Gambling is an activity that involves risking something of value on an uncertain outcome, such as the roll of a dice or the result of a game. Historically, it has been considered immoral and illegal in many countries. However, gambling has also been an important source of entertainment and recreation. Many people play card games, place bets on sports events or elections, or buy lottery tickets. Some people even gamble on the internet through online casinos and poker sites.
A gambling addiction can be extremely harmful, affecting a person’s health, family and work life. It is important to seek help if you think that you may have a problem. Counseling can help you understand your gambling and learn healthier coping mechanisms. In some cases, medication can also be helpful in treating co-occurring conditions that may be contributing to the problem.
Supporters of gambling argue that it can attract tourism and generate tax revenue for local communities. Opponents counter that gambling often diverts people from more productive activities and damages social fabric, resulting in higher crime rates and increased use of public services such as welfare benefits and health care.
Most studies have focused on economic and external impacts of gambling, including the costs associated with problem gambling, but fewer have assessed interpersonal and community/society level effects. In terms of the former, these include invisible individual costs such as emotional stress and relationship problems, while in the latter, they are difficult to quantify and may not be immediately apparent .
Although it’s difficult to quit gambling, there are ways you can control your urges. The first step is to make a decision not to gamble, and then stick with it. Getting rid of credit cards, having someone else manage your money, closing online betting accounts, and keeping only a small amount of cash on hand are all useful tools in limiting gambling. You can also try joining a peer support group such as Gamblers Anonymous or Alcoholics Anonymous, which can provide valuable guidance and encouragement.
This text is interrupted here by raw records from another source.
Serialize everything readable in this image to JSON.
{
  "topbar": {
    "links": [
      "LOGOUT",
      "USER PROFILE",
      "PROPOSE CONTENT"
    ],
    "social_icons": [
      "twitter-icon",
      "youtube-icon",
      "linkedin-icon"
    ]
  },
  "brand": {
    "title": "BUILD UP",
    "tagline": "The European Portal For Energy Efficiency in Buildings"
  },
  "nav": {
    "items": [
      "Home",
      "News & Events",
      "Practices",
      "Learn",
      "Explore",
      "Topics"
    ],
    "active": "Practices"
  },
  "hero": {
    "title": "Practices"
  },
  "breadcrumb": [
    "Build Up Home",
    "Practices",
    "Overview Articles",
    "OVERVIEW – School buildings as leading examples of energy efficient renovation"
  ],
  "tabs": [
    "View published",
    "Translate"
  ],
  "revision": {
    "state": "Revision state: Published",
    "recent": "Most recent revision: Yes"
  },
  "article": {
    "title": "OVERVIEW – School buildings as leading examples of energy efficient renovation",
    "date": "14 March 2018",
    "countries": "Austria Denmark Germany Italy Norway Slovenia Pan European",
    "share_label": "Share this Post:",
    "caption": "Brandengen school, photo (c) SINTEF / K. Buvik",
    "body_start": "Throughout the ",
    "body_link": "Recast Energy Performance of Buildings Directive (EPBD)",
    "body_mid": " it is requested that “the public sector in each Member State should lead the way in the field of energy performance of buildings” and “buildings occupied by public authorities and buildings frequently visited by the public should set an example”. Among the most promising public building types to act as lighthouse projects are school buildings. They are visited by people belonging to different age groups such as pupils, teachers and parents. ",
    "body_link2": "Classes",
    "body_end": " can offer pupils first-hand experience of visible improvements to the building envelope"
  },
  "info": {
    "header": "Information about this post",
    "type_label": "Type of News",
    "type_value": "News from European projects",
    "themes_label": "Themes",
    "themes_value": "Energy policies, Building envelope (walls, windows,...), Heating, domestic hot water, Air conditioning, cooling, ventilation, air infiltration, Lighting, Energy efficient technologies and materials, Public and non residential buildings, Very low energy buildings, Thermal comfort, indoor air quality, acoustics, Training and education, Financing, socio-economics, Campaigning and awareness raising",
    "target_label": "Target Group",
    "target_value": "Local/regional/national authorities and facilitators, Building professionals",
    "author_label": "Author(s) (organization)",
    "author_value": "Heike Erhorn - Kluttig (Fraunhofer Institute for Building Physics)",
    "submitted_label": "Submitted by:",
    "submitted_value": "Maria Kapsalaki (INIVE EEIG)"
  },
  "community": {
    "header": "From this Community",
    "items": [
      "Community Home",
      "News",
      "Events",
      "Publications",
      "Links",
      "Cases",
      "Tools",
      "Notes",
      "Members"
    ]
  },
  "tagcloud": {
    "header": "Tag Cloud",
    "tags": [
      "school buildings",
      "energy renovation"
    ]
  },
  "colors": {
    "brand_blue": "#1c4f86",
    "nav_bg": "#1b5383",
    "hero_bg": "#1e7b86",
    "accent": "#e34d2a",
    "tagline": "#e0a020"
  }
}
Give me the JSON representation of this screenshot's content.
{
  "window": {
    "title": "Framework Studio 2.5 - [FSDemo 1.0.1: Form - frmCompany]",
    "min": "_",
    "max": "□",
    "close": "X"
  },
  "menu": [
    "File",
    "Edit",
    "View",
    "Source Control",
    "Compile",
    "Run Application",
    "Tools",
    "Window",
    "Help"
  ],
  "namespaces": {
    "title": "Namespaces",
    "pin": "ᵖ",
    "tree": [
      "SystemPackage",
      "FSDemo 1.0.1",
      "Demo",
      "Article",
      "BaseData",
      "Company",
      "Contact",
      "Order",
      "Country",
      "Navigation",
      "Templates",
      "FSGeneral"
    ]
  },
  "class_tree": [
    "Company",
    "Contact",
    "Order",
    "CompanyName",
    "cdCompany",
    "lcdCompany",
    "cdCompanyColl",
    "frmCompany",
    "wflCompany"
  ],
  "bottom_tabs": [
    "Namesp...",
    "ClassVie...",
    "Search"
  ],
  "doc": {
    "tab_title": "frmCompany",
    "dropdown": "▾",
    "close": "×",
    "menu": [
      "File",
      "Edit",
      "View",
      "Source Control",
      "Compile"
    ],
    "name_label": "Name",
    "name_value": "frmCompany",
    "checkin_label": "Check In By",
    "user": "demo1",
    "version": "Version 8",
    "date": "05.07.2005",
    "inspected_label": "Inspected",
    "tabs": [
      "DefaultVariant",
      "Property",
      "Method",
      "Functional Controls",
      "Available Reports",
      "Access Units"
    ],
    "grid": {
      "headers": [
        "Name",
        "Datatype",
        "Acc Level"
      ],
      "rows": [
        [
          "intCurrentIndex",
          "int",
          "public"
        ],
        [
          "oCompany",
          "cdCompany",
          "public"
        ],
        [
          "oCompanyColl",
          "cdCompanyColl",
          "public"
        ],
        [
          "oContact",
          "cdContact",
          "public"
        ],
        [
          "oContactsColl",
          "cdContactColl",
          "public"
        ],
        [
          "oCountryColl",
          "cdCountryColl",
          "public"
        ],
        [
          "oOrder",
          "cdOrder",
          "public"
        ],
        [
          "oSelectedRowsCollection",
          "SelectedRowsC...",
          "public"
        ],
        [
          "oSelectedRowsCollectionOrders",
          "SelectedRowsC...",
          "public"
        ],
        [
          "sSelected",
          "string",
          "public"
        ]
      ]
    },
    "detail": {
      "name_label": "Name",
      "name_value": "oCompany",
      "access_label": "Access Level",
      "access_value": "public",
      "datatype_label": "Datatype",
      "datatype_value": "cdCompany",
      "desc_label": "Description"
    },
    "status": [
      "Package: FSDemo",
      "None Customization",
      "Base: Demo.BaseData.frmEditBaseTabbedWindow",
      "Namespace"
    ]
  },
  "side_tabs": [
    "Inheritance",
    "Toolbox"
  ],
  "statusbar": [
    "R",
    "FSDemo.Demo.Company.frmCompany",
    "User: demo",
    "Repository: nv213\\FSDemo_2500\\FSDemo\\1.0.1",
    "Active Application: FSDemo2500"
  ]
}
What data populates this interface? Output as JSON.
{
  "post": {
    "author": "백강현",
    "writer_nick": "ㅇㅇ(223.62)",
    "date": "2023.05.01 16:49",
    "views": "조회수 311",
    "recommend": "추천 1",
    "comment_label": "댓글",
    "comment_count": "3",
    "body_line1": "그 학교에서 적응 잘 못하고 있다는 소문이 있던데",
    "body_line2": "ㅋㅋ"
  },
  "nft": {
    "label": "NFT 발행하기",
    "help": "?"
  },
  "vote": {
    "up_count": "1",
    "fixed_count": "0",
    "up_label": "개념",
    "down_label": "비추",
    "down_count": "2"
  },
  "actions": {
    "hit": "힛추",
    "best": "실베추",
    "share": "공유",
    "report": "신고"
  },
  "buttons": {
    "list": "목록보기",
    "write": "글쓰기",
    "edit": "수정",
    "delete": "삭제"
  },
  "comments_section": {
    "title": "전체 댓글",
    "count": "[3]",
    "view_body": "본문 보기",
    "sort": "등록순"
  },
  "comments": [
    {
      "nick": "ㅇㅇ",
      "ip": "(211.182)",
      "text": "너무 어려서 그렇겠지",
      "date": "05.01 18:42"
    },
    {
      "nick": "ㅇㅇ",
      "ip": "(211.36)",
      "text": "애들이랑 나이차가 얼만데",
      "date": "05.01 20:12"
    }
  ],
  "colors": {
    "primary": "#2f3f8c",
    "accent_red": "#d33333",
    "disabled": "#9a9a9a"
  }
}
The impact of gambling varies across individuals and between societies, depending on the extent to which it is legal and accessible. Miles’ Law predicts that those who stand to gain economically from gambling will support it, while those who lose will oppose it. Government leaders in urban areas, for example, often promote gambling as a way of attracting suburbanites to a moribund downtown area. Bureaucrats in agencies that are promised gaming revenue tend to support it, while casino owners will often oppose it because they see it as competition. Moreover, the effects of gambling are exacerbated by poverty, as a higher proportion of financial losses are incurred by those with lower incomes. This can lead to debt and other ills that affect the family as a whole, and even the community. This in turn leads to increased demand for health and social service programs.